Legal spouses (same- or opposite-sex), natural, step-, or adopted children through age 26, and other qualified dependents, such as disabled children age 26 and older, with required documentation.
Some part-time and temporary employees are considered partially benefits-eligible, which means they and their dependent children are eligible for the Choice CDHP health plan with HSA ( note -- there is no Vanderbilt contribution to the HSA for partially benefits-eligible employees).
Spouses of partially benefits-eligible employees are not eligible for coverage; see the HR website for more details.
Vanderbilt Health Plan coverage for partially benefits-eligible employees is optional and you must enroll to receive coverage. If you are already covered on someone else’s plan or prefer to purchase a plan from the healthcare.gov marketplace, you do not need to take any action.
In 2021, this will include:
- Regular faculty working part-time schedules less than 30 hours per week (less than .75 FTE)
- Regular/term exempt professional staff and postdocs working part-time schedules (at least 20 but less than 30 hours per week / less than .75 FTE)
- Regular and term non-exempt (hourly-paid) staff who are regularly scheduled to work at least 20, but less than 30 hours per week

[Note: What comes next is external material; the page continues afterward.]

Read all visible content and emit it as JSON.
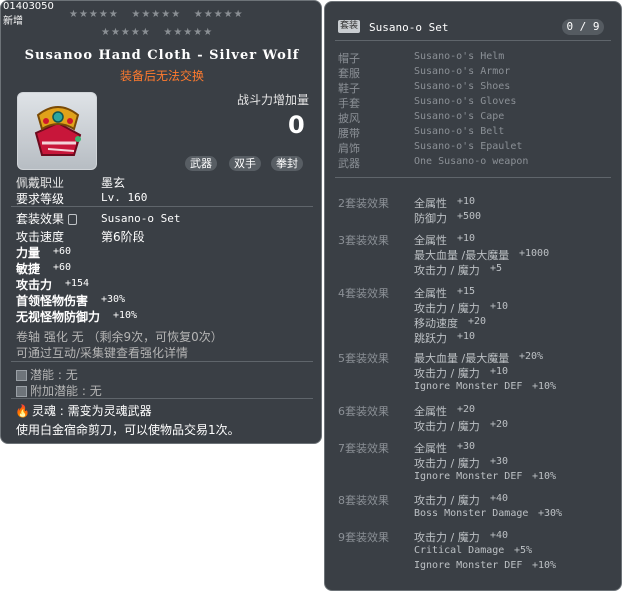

- Temporary faculty such as adjunct, adjoint, in-residence who are appointed to work 30 hours per week or more (.75 FTE or more), or whose work vary from academic term to term, but who have worked an average of 30 hours per week across the prior 12-month period
- Staff such as VTS and flex staff who are appointed to work 30 hours per week or more (.75 FTE or more), or whose hours vary from week to week but who have worked on average, 30 hours per week or more across the prior 12-month period

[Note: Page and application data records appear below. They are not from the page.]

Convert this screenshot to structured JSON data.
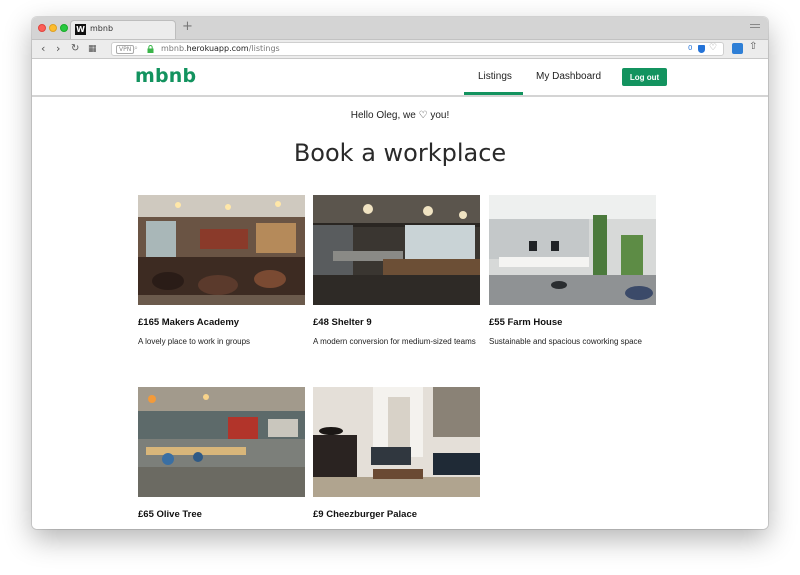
{
  "browser": {
    "tab_title": "mbnb",
    "favicon_letter": "W",
    "new_tab_symbol": "+",
    "url_domain": "mbnb.",
    "url_host": "herokuapp.com",
    "url_path": "/listings",
    "vpn_label": "VPN",
    "ext_count": "0",
    "icons": [
      "close-traffic-light",
      "minimize-traffic-light",
      "zoom-traffic-light",
      "back-icon",
      "forward-icon",
      "reload-icon",
      "grid-icon",
      "lock-icon",
      "heart-icon",
      "share-icon"
    ]
  },
  "site": {
    "brand": "mbnb",
    "accent_color": "#13935f",
    "nav": {
      "listings": "Listings",
      "dashboard": "My Dashboard",
      "logout": "Log out"
    }
  },
  "main": {
    "greeting": "Hello Oleg, we ♡ you!",
    "title": "Book a workplace",
    "listings": [
      {
        "title": "£165 Makers Academy",
        "description": "A lovely place to work in groups",
        "image": "cafe-workspace-photo"
      },
      {
        "title": "£48 Shelter 9",
        "description": "A modern conversion for medium-sized teams",
        "image": "industrial-hall-photo"
      },
      {
        "title": "£55 Farm House",
        "description": "Sustainable and spacious coworking space",
        "image": "open-office-photo"
      },
      {
        "title": "£65 Olive Tree",
        "description": "",
        "image": "coworking-desks-photo"
      },
      {
        "title": "£9 Cheezburger Palace",
        "description": "",
        "image": "lounge-photo"
      }
    ]
  }
}
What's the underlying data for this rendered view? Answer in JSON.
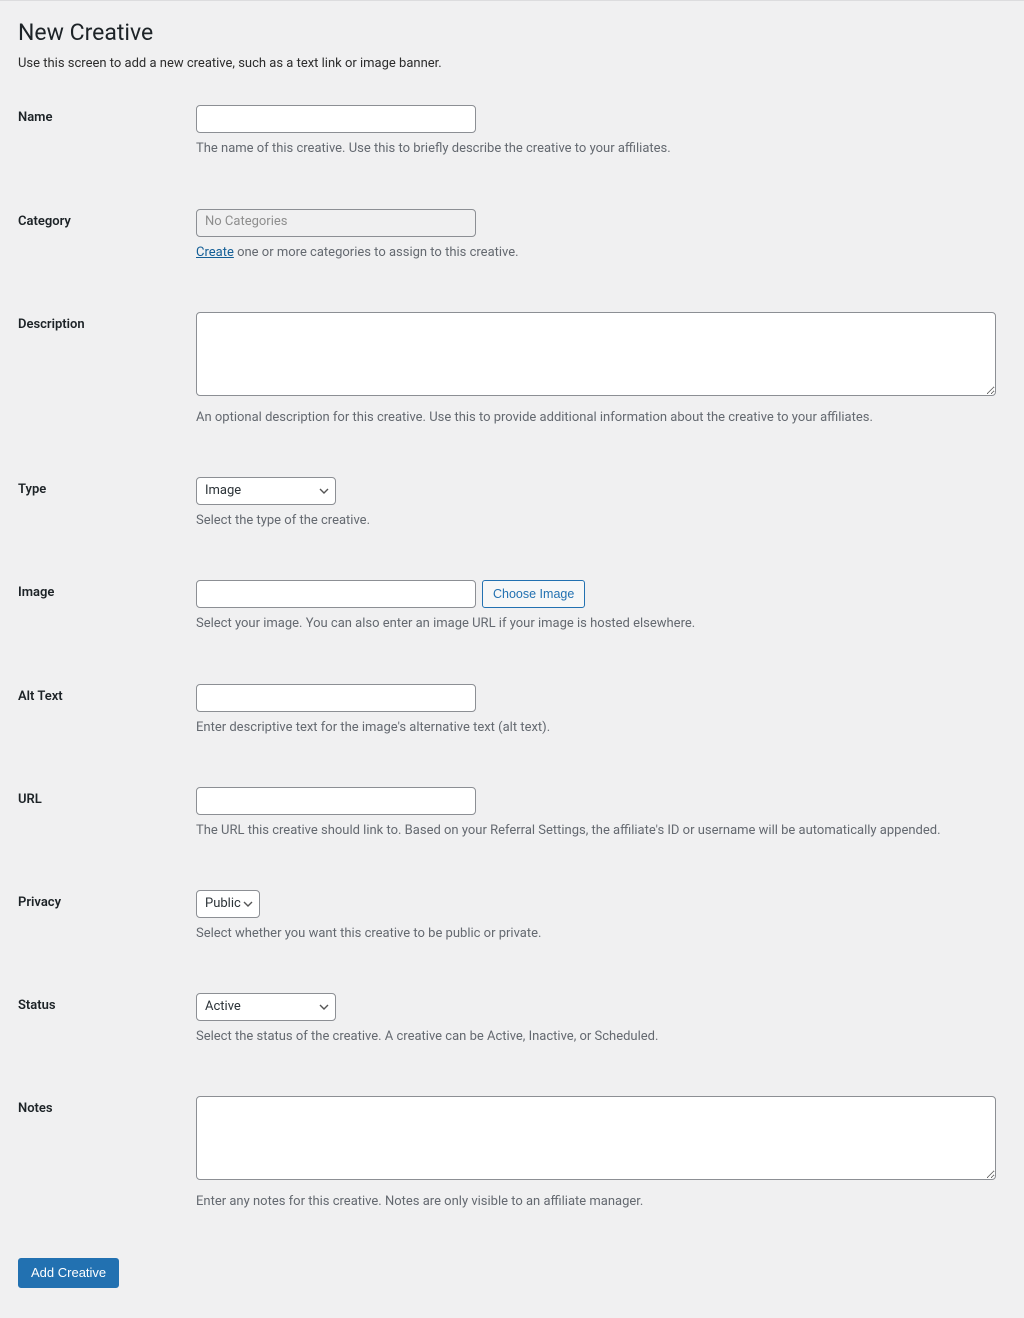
{
  "page": {
    "title": "New Creative",
    "subtitle": "Use this screen to add a new creative, such as a text link or image banner."
  },
  "fields": {
    "name": {
      "label": "Name",
      "value": "",
      "help": "The name of this creative. Use this to briefly describe the creative to your affiliates."
    },
    "category": {
      "label": "Category",
      "placeholder": "No Categories",
      "createLinkText": "Create",
      "help_suffix": " one or more categories to assign to this creative."
    },
    "description": {
      "label": "Description",
      "value": "",
      "help": "An optional description for this creative. Use this to provide additional information about the creative to your affiliates."
    },
    "type": {
      "label": "Type",
      "selected": "Image",
      "help": "Select the type of the creative."
    },
    "image": {
      "label": "Image",
      "value": "",
      "buttonLabel": "Choose Image",
      "help": "Select your image. You can also enter an image URL if your image is hosted elsewhere."
    },
    "altText": {
      "label": "Alt Text",
      "value": "",
      "help": "Enter descriptive text for the image's alternative text (alt text)."
    },
    "url": {
      "label": "URL",
      "value": "",
      "help": "The URL this creative should link to. Based on your Referral Settings, the affiliate's ID or username will be automatically appended."
    },
    "privacy": {
      "label": "Privacy",
      "selected": "Public",
      "help": "Select whether you want this creative to be public or private."
    },
    "status": {
      "label": "Status",
      "selected": "Active",
      "help": "Select the status of the creative. A creative can be Active, Inactive, or Scheduled."
    },
    "notes": {
      "label": "Notes",
      "value": "",
      "help": "Enter any notes for this creative. Notes are only visible to an affiliate manager."
    }
  },
  "buttons": {
    "submit": "Add Creative"
  }
}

- Graduate and professional students, including graduate teaching and graduate research assistants; as well as post-baccalaureate students in the professional schools who are appointed to work 30 hours per week or more, or whose hours vary but who have worked on average 30 hours per week or more during the last a 12-month period (NOTES: Advance written Dean and Provost approval is required for any graduate or professional student to exceed 29 hours per week total in all assignments. Students have access to coverage under the Student Healthcare plan, and thus should consider carefully before electing employee healthcare.)
- Undergraduate students need advance written Dean and Provost approval to work more than 20 hours total in all assignments. They already have other healthcare coverage as a dependent or through the Student Healthcare plan, and should consider carefully before electing employee healthcare,
- Family members eligible to be covered by partially benefits-eligible employees:
- Natural, step-, or adopted children up through age 26
- Other qualified dependents, such as disabled children over age 26, with required documentation
Partially benefit-eligible employees can enroll in the Choice CDHP (without HSA seed) health plan coverage for themselves and their children or they can choose to waive coverage.